EXERCISE DATA Block Start

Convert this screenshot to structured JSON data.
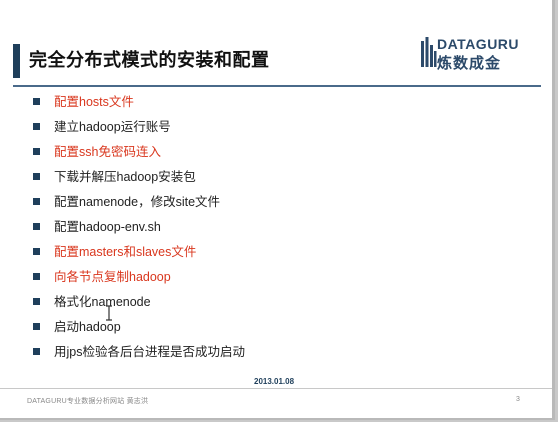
{
  "slide": {
    "title": "完全分布式模式的安装和配置",
    "logo": {
      "line1": "DATAGURU",
      "line2": "炼数成金"
    },
    "bullets": [
      {
        "text": "配置hosts文件",
        "color": "#d9371e"
      },
      {
        "text": "建立hadoop运行账号",
        "color": "#222222"
      },
      {
        "text": "配置ssh免密码连入",
        "color": "#d9371e"
      },
      {
        "text": "下载并解压hadoop安装包",
        "color": "#222222"
      },
      {
        "text": "配置namenode，修改site文件",
        "color": "#222222"
      },
      {
        "text": "配置hadoop-env.sh",
        "color": "#222222"
      },
      {
        "text": "配置masters和slaves文件",
        "color": "#d9371e"
      },
      {
        "text": "向各节点复制hadoop",
        "color": "#d9371e"
      },
      {
        "text": "格式化namenode",
        "color": "#222222"
      },
      {
        "text": "启动hadoop",
        "color": "#222222"
      },
      {
        "text": "用jps检验各后台进程是否成功启动",
        "color": "#222222"
      }
    ],
    "footer": {
      "date": "2013.01.08",
      "left": "DATAGURU专业数据分析网站 黄志洪",
      "page": "3"
    }
  },
  "colors": {
    "accent": "#1f3f5b",
    "highlight": "#d9371e"
  },
  "icons": {
    "cursor": "text-cursor-icon",
    "logo": "dataguru-logo"
  }
}
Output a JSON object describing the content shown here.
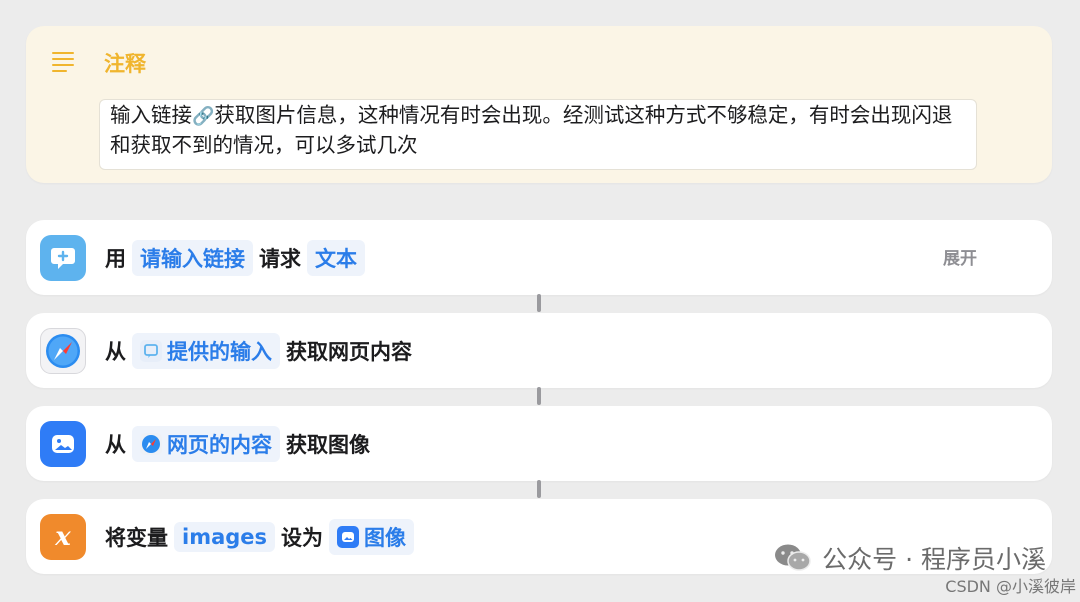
{
  "comment": {
    "title": "注释",
    "text_part1": "输入链接",
    "text_part2": "获取图片信息，这种情况有时会出现。经测试这种方式不够稳定，有时会出现闪退和获取不到的情况，可以多试几次",
    "link_emoji": "🔗"
  },
  "actions": [
    {
      "verb1": "用",
      "param1": "请输入链接",
      "verb2": "请求",
      "param2": "文本",
      "expand": "展开",
      "icon": "ask-for-input-icon"
    },
    {
      "verb1": "从",
      "param1": "提供的输入",
      "verb2": "获取网页内容",
      "icon": "safari-icon"
    },
    {
      "verb1": "从",
      "param1": "网页的内容",
      "verb2": "获取图像",
      "icon": "image-icon"
    },
    {
      "verb1": "将变量",
      "param1": "images",
      "verb2": "设为",
      "param2": "图像",
      "icon": "variable-x-icon",
      "icon_glyph": "x"
    }
  ],
  "watermark": {
    "text": "公众号 · 程序员小溪",
    "sub": "CSDN @小溪彼岸"
  },
  "colors": {
    "accent_blue": "#2b7de9",
    "comment_yellow": "#f0b52e",
    "variable_orange": "#f08a2c"
  }
}
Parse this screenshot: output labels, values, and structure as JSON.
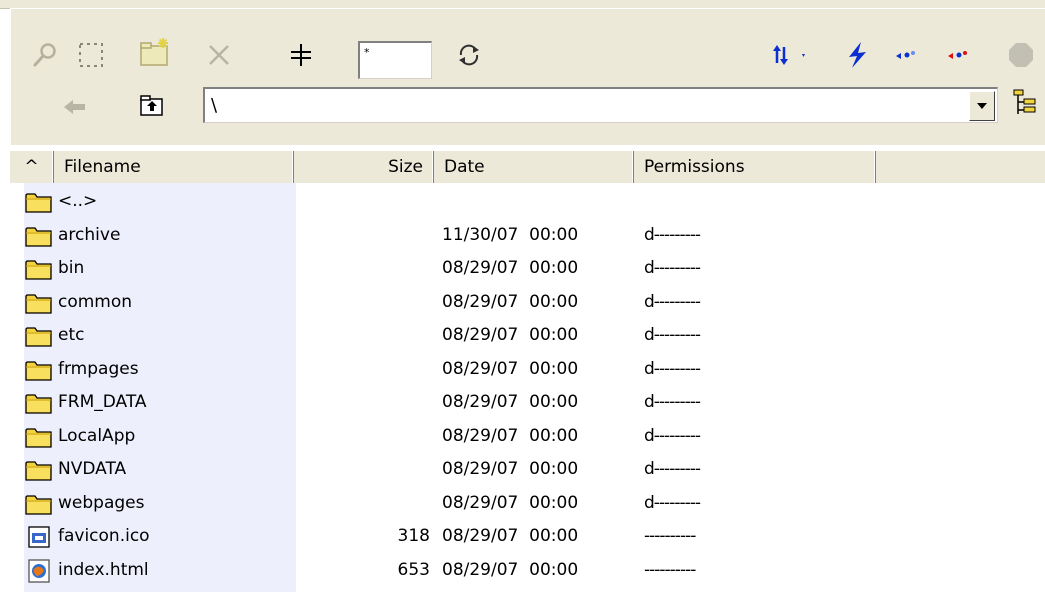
{
  "toolbar": {
    "filter_value": "*",
    "path_value": "\\"
  },
  "columns": {
    "sort_indicator": "^",
    "filename": "Filename",
    "size": "Size",
    "date": "Date",
    "permissions": "Permissions"
  },
  "files": [
    {
      "name": "<..>",
      "size": "",
      "date": "",
      "permissions": "",
      "icon": "folder-icon"
    },
    {
      "name": "archive",
      "size": "",
      "date": "11/30/07  00:00",
      "permissions": "d---------",
      "icon": "folder-icon"
    },
    {
      "name": "bin",
      "size": "",
      "date": "08/29/07  00:00",
      "permissions": "d---------",
      "icon": "folder-icon"
    },
    {
      "name": "common",
      "size": "",
      "date": "08/29/07  00:00",
      "permissions": "d---------",
      "icon": "folder-icon"
    },
    {
      "name": "etc",
      "size": "",
      "date": "08/29/07  00:00",
      "permissions": "d---------",
      "icon": "folder-icon"
    },
    {
      "name": "frmpages",
      "size": "",
      "date": "08/29/07  00:00",
      "permissions": "d---------",
      "icon": "folder-icon"
    },
    {
      "name": "FRM_DATA",
      "size": "",
      "date": "08/29/07  00:00",
      "permissions": "d---------",
      "icon": "folder-icon"
    },
    {
      "name": "LocalApp",
      "size": "",
      "date": "08/29/07  00:00",
      "permissions": "d---------",
      "icon": "folder-icon"
    },
    {
      "name": "NVDATA",
      "size": "",
      "date": "08/29/07  00:00",
      "permissions": "d---------",
      "icon": "folder-icon"
    },
    {
      "name": "webpages",
      "size": "",
      "date": "08/29/07  00:00",
      "permissions": "d---------",
      "icon": "folder-icon"
    },
    {
      "name": "favicon.ico",
      "size": "318",
      "date": "08/29/07  00:00",
      "permissions": "----------",
      "icon": "ico-file-icon"
    },
    {
      "name": "index.html",
      "size": "653",
      "date": "08/29/07  00:00",
      "permissions": "----------",
      "icon": "html-file-icon"
    }
  ],
  "colors": {
    "toolbar_bg": "#ece9d8",
    "name_column_highlight": "#eeeffc",
    "folder_yellow": "#f5d23c",
    "accent_blue": "#0b2fd0",
    "accent_red": "#e01010"
  }
}
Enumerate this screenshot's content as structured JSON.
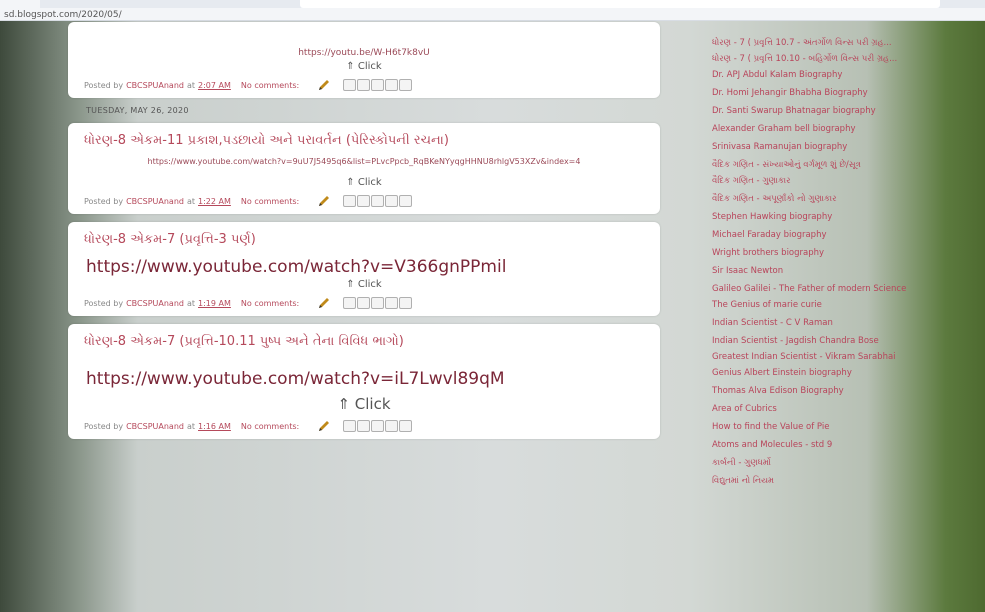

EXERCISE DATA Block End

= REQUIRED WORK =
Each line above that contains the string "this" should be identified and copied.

= RESPONSE =
Convert this screenshot to structured JSON data.
Parse this screenshot: output labels, values, and structure as JSON.
Enumerate this screenshot's content as structured JSON.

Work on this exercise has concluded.